The Derwent Iron Company, the original owners of the Consett Iron Works, realised from the very start that they would need to amass a better class of workmen. In order to
do this they began to put in place plans for a new town, with suitable housing, businesses and also churches to provide for the peoples spiritual well being. Schools and reading rooms were also supplied at a small fee to the workforce which the company then matched. The company was set up in 1841 and by 1847 had already grown to become the biggest of its kind in the kingdom. At that time it consisted of 14 Blast Furnaces, two mills capable of puddling, hammering and rolling 900 tonnes of Iron bar per week; 12 refineries for refining and founding; 22 steam engines to turn machinery and 35 coal and ironstone pits to supply the material. Although the Coal resources flourished the ironstone ran out rapidly. The company began to source from further a field, firstly from Cleveland and then Whitby.
The Company had suffered disruption from early strikes, labour disputes and off course the sectarian problems which prompted the Battle of the Blue Heaps, but by the mid 1850’s the town they had planned was starting to take shape and the Iron Works had become a industrial leader. However, with the collapse of the Northumberland District Bank which had been keeping the works a float the creditors were beginning to gather.

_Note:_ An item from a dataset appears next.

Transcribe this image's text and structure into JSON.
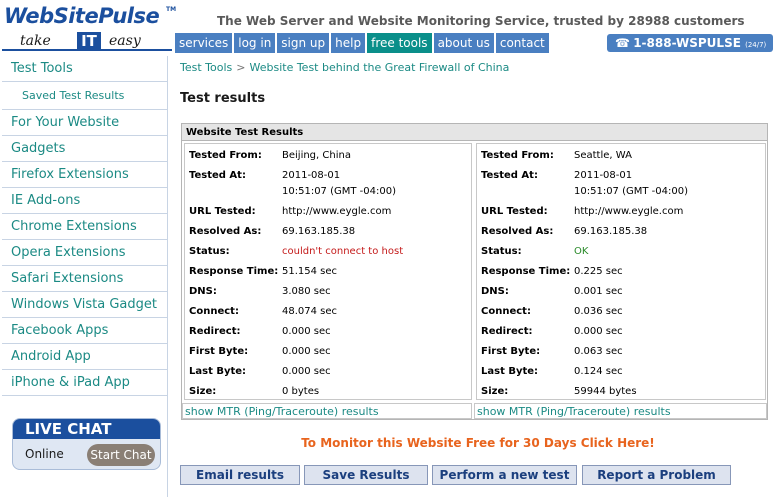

The Iron Works was forced into receivership in the late 1850’s and was kept running by 3 Inspectors. It was about this time that a group of local business men got together and created the Derwent & Consett Iron Company. They took control of the struggling Works and began to turn the business around. 6 years later it was found necessary to form a new company and in 1864 Consett Iron Company (Limited) was born.
A few years later in October 1869 John Priestman, the manager at the time left and was followed by Mr William Jenkins formerly of Dowlais Iron Company, Wales. Initial Jenkins had been warned against taking up a position at Consett as most people had forecast its doom due to its isolated location and lack of ironstone. It was credit to his great foresight that he decided instead to make a visit to Consett to assess not only the natural resources of the area but also its workers.
A new chapter of the Consett Iron Works had begun. Jenkins was a force to be reckoned with and brought in a new way of thinking about business. He took note of trends and new innovations and began to specialise in plate and he also invested in a small steel plant inside the works site itself initially as a small part but which eventually became the parent of the company by pure demand. He was forward thinking, an advocate for his workers and a man held in great esteem throughout the iron and steel community.
Jenkins died in 1895 in Consett Hall, where he had resided for 26 years only a few days after his beloved wife. He was respected and loved by the whole community, from businessmen to the humble workers and the town mourned. This mans foresight and drive had taken Consett Works through times of industrial decline of Iron and driven forward to making it the giant of Steel, surpassed by only a very few others in the country. The little usurper on the desolate hillside, miles from the sea, had done what most other Iron Works in the North had not, it had survived and thrived.